The Aizu lacquer industry and the Aizu region are connected to the recent triple disasters of 3.11 that struck northeastern Japan. Positioned in the western region of Fukushima prefecture and more than 100km from the Fukushima Daiichi power plant, Aizu was not as heavily affected by the earthquake, tsunami, or nuclear meltdown as eastern Fukushima. This has fortunately mostly spared the residents of the Aizu region and the lacquer industry. The Aizu Lacquer Union has even recently accepted new students into its training school and has begun recruiting for its next group of trainees. Furthermore, in late 2012 the Aizu region hosted a lacquerware festival, titled the Aizu Urushi Art Festival, for the third consecutive year. The theme of the festival focused on the future of the lacquer industry and lacquer as a medium for traditional artisans as well as modern artists. There are hopes to continue this festival for many more years in order to preserve and showcase the region's rich lacquerware history (Masuda, 2012).

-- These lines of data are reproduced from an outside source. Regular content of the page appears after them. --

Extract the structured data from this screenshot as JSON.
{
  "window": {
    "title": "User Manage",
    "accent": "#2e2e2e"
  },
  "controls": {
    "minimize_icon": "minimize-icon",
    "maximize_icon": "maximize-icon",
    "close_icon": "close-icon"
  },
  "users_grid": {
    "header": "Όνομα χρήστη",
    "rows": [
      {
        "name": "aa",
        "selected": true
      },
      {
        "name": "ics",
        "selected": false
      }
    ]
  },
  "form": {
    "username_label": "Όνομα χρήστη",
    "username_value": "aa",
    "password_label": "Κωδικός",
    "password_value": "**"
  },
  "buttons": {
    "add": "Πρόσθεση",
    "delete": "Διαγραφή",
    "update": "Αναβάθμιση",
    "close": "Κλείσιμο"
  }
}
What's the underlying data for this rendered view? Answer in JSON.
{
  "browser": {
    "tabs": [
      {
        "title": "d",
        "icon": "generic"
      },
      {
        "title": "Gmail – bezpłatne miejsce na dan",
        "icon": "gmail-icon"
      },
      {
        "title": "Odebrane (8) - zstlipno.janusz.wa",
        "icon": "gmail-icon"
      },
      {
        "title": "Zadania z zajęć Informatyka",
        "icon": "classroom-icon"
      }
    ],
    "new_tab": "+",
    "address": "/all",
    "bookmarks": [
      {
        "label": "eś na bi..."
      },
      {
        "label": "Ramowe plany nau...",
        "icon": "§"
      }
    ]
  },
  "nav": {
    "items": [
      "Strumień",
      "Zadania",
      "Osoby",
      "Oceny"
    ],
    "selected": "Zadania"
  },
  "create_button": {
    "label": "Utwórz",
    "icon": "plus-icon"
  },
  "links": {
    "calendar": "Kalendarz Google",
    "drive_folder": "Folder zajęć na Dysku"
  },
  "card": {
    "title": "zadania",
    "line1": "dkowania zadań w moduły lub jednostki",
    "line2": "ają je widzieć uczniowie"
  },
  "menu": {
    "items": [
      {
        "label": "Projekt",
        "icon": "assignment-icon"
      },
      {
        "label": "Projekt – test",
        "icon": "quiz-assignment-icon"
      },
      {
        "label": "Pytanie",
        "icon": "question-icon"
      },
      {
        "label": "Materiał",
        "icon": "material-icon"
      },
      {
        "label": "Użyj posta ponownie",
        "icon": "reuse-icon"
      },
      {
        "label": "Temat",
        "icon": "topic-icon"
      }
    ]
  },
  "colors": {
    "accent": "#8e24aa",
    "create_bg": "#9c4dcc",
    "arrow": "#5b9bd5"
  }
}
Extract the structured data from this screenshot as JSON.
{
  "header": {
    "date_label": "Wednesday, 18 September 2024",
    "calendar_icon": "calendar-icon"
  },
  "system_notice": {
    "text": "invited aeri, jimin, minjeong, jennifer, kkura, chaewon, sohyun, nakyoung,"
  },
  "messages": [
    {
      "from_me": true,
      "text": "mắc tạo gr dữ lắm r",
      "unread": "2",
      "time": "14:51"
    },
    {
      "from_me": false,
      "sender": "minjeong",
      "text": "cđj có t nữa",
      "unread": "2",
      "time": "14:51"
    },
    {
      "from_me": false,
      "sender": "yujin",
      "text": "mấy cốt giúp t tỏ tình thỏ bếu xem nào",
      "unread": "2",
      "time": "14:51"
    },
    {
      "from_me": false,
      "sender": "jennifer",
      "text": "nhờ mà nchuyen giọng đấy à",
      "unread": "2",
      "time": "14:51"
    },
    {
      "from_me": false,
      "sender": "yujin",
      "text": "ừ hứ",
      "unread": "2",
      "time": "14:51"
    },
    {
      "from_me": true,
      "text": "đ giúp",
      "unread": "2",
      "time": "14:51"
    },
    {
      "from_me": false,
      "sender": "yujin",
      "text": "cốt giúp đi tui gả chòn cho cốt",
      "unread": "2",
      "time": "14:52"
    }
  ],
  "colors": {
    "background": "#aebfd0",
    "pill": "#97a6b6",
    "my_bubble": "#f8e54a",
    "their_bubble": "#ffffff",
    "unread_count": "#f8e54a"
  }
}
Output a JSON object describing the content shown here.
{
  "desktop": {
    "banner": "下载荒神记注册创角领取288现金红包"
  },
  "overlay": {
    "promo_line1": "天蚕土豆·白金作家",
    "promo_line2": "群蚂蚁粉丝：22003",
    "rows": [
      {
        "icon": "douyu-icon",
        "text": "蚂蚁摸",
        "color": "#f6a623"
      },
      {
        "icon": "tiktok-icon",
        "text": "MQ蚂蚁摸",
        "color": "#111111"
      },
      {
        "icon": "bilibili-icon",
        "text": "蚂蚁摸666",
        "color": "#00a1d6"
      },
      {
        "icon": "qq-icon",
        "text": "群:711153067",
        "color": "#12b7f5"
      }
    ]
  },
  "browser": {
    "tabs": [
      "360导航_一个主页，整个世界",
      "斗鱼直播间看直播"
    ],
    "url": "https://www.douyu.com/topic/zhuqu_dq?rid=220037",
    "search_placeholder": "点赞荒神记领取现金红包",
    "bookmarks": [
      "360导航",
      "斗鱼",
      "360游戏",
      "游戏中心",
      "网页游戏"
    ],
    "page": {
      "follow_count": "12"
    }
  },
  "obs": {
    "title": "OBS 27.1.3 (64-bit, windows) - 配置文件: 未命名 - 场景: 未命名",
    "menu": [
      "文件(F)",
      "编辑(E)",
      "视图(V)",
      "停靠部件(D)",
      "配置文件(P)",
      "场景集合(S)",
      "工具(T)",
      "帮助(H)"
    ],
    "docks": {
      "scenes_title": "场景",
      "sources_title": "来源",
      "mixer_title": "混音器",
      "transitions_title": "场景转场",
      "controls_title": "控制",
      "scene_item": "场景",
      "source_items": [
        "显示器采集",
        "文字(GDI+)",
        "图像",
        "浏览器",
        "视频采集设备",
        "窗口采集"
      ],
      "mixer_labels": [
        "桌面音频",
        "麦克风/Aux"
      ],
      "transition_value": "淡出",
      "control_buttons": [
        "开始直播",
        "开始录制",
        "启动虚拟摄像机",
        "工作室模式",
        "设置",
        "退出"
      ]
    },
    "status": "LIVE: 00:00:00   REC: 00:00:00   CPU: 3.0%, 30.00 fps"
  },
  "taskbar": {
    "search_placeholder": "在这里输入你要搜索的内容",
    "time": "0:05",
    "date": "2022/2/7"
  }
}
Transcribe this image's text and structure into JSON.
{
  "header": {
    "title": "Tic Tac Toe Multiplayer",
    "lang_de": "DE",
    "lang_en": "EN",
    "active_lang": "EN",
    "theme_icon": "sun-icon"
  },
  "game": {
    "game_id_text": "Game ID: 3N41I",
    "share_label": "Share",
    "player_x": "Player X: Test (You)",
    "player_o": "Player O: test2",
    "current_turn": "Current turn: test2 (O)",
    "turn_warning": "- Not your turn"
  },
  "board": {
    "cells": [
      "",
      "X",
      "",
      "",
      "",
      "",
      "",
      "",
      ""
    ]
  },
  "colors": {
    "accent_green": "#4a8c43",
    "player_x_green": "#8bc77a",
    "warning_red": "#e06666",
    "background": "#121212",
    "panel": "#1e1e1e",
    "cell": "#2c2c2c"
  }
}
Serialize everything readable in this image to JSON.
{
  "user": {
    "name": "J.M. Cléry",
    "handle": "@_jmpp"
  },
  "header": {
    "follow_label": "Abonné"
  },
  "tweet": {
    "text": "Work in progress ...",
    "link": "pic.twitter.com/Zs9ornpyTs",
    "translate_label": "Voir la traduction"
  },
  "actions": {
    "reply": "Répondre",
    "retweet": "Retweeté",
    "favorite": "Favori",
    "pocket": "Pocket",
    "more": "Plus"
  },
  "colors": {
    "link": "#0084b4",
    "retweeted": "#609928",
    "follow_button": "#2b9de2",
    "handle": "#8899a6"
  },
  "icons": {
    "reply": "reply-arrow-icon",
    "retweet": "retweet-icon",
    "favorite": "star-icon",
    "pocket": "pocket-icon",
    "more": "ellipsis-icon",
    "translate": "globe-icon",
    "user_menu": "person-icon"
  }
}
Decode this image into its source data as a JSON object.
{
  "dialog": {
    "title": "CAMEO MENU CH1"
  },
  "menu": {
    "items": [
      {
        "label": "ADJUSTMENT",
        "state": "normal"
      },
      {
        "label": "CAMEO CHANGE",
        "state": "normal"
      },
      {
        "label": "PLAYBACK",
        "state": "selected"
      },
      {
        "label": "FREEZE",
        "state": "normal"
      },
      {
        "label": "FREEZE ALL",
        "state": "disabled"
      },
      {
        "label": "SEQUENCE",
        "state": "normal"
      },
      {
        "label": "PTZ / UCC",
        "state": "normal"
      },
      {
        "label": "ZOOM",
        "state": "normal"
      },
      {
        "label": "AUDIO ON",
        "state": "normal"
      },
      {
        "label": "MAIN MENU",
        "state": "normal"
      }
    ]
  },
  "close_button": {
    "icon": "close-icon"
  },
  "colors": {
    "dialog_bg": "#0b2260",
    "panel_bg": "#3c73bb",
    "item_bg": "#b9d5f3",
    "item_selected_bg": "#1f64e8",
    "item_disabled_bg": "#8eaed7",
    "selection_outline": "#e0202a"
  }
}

This seemingly simple Aizu-nuri lacquer box housed in Bryn Mawr College's Special Collections is a fascinating object not only because it is a physical exchange from the Japanese Imperial Family to Elizabeth Gray Vining, but also for the implicit messages inscribed onto the decorations of the box, the ties it has to the Aizu lacquer industry, and the ties it has to past and present disasters. The lacquer box is representative of the Imperial Family and to a larger extent, Japan. The box and its industry has gone through wars and disasters that mirror the experiences the nation has undergone. Yet, both the industry and Japan have remained resilient, looking towards a hopeful future.